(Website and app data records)
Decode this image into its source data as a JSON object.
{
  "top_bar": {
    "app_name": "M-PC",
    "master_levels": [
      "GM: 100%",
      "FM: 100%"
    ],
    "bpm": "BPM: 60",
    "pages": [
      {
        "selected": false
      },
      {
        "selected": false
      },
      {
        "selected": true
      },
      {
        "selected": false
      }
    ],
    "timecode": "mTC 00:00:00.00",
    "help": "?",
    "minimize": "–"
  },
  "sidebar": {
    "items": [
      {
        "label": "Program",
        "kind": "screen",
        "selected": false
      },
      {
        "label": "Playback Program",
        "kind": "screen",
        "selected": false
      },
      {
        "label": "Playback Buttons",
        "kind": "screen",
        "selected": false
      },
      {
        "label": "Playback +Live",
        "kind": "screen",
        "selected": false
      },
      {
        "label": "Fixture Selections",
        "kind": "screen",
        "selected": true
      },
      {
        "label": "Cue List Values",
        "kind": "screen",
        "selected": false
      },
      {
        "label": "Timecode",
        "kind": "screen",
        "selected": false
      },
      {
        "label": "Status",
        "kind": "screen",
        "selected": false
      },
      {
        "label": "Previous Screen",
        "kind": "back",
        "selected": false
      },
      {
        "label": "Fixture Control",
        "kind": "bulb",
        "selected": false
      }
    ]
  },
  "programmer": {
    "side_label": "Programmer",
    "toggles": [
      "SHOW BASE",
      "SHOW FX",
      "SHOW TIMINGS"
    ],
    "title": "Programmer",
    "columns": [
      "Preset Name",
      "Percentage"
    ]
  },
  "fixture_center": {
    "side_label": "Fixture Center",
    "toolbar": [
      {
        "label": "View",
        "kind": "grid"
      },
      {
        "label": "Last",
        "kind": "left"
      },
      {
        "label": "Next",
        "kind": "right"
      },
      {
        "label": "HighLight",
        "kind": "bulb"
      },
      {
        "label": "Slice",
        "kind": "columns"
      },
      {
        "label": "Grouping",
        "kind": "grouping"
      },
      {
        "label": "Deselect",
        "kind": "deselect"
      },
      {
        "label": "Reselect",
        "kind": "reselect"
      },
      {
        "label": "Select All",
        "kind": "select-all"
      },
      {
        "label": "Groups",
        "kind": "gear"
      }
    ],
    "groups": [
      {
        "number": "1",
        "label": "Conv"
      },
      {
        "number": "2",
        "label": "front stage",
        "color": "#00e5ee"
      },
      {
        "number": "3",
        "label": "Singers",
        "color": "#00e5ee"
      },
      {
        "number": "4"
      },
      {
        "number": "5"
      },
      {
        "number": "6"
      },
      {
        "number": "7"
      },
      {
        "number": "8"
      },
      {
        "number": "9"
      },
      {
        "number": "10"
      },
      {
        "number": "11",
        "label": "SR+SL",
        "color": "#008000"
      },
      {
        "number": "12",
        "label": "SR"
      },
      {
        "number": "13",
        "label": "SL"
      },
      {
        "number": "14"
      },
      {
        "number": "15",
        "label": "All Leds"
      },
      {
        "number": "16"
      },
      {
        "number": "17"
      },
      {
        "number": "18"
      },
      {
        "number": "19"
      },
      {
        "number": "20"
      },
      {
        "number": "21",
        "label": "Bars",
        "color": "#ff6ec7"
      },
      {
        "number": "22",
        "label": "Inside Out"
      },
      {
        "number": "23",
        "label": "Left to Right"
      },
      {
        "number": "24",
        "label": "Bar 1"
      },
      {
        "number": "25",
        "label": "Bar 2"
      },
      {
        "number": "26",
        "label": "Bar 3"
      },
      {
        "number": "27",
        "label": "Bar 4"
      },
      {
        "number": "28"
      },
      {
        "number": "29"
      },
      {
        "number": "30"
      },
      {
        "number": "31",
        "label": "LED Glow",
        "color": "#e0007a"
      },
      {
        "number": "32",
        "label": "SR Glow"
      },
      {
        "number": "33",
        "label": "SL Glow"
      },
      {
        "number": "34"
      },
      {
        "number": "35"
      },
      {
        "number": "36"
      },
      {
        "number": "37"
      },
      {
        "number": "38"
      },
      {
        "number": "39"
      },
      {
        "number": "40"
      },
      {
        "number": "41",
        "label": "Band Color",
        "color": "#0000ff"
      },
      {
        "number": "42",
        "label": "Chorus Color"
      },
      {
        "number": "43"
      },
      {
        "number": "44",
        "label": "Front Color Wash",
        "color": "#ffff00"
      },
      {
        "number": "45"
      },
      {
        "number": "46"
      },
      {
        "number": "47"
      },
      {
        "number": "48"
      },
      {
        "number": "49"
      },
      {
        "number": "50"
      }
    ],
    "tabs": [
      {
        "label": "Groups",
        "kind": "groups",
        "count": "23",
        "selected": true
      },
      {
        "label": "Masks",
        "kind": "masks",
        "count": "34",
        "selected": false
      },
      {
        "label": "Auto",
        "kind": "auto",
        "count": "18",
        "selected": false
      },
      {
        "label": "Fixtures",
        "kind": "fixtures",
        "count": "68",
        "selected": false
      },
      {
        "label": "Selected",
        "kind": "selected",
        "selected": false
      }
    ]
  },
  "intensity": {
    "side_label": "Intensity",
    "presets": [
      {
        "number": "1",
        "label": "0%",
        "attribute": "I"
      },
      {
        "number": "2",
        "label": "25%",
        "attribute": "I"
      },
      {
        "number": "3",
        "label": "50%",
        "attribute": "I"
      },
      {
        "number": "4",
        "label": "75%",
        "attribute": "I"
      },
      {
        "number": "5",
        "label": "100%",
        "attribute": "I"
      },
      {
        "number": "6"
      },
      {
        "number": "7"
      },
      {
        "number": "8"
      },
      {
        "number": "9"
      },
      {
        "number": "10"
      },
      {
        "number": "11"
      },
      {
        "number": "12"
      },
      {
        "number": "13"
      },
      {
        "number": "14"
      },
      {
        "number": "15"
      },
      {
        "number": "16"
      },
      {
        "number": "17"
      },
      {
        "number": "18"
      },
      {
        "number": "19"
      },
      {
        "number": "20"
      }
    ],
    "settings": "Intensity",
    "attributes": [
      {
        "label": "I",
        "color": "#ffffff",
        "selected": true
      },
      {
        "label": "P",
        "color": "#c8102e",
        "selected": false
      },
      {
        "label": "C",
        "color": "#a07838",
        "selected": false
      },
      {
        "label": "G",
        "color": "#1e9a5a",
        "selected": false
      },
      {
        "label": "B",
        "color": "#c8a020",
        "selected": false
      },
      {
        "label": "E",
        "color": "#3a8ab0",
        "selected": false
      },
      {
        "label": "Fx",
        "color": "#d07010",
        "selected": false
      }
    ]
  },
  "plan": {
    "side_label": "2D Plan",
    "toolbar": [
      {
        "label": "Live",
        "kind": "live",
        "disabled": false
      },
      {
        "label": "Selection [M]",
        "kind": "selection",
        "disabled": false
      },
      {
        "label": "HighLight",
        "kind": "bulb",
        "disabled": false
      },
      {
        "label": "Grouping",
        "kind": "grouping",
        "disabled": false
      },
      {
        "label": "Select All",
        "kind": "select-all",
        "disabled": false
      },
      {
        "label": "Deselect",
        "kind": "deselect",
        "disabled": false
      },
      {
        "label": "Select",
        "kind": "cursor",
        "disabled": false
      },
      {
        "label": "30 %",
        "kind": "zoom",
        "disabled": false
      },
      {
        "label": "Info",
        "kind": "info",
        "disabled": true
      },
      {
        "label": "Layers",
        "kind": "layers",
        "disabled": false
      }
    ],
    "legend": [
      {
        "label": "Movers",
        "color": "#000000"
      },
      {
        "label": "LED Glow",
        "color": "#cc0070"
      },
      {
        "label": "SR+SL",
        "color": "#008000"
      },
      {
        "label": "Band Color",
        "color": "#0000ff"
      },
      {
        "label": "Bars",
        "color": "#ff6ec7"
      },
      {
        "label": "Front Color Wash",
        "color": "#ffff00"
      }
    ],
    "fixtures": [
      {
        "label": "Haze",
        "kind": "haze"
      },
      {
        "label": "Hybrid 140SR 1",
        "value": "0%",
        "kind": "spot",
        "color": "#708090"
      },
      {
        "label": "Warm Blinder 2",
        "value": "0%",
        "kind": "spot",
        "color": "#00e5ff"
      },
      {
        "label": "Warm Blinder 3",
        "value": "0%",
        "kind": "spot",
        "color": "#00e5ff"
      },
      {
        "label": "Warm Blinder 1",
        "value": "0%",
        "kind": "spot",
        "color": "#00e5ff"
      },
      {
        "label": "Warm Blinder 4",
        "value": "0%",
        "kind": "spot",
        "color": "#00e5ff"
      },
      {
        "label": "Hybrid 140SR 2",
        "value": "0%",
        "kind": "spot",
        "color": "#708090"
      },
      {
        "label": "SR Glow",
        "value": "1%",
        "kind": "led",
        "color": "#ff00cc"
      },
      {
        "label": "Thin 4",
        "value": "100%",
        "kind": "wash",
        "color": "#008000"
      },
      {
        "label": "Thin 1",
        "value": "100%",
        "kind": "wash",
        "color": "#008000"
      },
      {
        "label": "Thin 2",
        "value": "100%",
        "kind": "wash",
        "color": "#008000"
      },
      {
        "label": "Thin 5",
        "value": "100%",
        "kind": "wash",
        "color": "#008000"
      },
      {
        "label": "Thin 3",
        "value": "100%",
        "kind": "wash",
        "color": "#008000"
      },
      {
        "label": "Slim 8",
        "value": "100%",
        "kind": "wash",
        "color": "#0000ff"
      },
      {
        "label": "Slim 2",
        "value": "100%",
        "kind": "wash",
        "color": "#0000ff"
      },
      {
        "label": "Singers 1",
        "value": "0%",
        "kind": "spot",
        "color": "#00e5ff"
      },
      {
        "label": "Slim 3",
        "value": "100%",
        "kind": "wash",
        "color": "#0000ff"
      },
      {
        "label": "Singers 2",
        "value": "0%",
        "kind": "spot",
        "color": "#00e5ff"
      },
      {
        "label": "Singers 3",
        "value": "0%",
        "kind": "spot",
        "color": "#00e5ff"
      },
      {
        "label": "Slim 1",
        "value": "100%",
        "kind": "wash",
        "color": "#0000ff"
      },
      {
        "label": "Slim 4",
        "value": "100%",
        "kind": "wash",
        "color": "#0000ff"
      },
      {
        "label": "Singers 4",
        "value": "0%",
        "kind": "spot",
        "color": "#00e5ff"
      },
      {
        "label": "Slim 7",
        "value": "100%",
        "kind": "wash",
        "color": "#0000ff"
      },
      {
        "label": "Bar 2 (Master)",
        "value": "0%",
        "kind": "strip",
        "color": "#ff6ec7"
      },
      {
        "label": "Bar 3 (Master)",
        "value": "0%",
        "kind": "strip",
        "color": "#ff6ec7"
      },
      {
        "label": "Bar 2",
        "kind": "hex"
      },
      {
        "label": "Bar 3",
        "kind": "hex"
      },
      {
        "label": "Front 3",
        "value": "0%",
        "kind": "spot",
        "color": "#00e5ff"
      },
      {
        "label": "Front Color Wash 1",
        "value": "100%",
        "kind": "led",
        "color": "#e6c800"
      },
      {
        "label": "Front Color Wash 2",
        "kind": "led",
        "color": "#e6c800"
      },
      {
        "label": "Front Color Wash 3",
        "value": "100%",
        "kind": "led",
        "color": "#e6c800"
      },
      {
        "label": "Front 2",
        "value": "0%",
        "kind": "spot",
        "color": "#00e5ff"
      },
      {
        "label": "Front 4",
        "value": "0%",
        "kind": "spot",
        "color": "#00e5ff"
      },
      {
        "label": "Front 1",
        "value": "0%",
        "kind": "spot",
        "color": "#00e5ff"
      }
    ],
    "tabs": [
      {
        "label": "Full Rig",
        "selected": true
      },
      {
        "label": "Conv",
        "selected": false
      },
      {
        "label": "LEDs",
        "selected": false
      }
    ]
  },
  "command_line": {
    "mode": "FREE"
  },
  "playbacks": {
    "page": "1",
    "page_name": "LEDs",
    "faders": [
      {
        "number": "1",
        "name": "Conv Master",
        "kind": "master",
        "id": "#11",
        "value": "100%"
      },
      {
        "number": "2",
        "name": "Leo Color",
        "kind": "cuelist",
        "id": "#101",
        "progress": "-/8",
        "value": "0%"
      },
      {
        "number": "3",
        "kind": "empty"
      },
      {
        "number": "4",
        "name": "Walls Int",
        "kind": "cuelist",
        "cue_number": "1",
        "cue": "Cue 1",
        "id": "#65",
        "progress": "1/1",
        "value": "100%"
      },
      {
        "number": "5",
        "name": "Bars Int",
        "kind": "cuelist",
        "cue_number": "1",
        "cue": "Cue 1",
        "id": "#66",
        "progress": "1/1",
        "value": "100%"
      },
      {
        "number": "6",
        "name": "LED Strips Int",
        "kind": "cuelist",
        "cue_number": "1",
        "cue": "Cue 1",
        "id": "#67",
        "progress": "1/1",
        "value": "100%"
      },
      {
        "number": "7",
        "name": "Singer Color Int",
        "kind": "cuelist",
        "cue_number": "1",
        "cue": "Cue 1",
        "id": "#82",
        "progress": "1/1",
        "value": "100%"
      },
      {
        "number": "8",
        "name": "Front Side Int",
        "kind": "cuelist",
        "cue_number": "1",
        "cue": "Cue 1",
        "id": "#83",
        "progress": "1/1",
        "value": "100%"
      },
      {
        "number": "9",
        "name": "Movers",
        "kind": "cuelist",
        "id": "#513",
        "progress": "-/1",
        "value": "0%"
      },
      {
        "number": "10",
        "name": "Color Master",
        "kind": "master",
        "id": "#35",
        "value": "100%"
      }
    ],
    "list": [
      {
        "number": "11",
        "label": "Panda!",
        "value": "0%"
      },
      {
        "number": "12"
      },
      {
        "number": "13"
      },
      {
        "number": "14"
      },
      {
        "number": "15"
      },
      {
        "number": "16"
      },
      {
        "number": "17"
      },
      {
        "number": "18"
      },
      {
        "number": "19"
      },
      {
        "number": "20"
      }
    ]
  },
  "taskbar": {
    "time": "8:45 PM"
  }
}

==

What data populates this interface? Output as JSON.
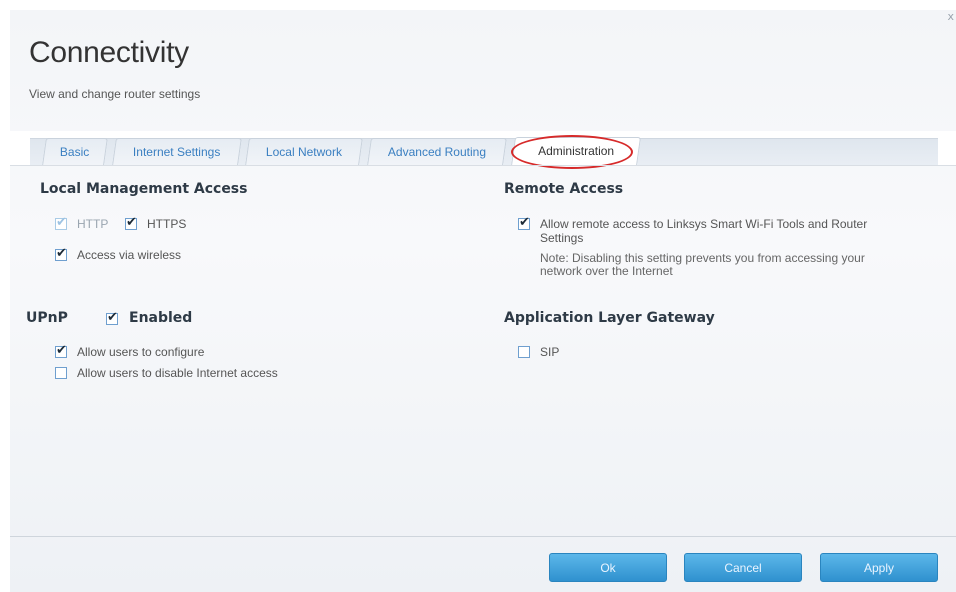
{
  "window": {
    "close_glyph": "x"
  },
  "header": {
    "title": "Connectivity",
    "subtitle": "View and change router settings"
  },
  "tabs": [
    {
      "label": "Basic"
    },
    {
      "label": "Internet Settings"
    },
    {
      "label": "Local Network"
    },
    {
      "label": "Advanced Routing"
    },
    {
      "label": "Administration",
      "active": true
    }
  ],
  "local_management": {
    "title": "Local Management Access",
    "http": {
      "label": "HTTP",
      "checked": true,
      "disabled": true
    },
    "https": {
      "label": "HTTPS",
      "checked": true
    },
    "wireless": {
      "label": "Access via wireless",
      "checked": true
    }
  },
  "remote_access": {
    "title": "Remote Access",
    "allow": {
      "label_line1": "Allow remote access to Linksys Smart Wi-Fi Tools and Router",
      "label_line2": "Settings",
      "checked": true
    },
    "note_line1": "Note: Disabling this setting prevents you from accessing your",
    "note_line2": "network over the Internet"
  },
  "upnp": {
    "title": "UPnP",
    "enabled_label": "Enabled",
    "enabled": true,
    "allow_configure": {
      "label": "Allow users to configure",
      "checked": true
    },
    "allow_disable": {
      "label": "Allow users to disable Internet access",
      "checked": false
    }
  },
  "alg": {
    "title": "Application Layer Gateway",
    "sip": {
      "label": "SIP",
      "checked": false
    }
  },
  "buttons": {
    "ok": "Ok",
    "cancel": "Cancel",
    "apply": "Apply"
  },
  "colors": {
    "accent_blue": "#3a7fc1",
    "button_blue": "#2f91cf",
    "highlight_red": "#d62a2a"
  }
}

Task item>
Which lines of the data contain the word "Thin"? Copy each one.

Expected answer>
        "label": "Thin 4",
        "label": "Thin 1",
        "label": "Thin 2",
        "label": "Thin 5",
        "label": "Thin 3",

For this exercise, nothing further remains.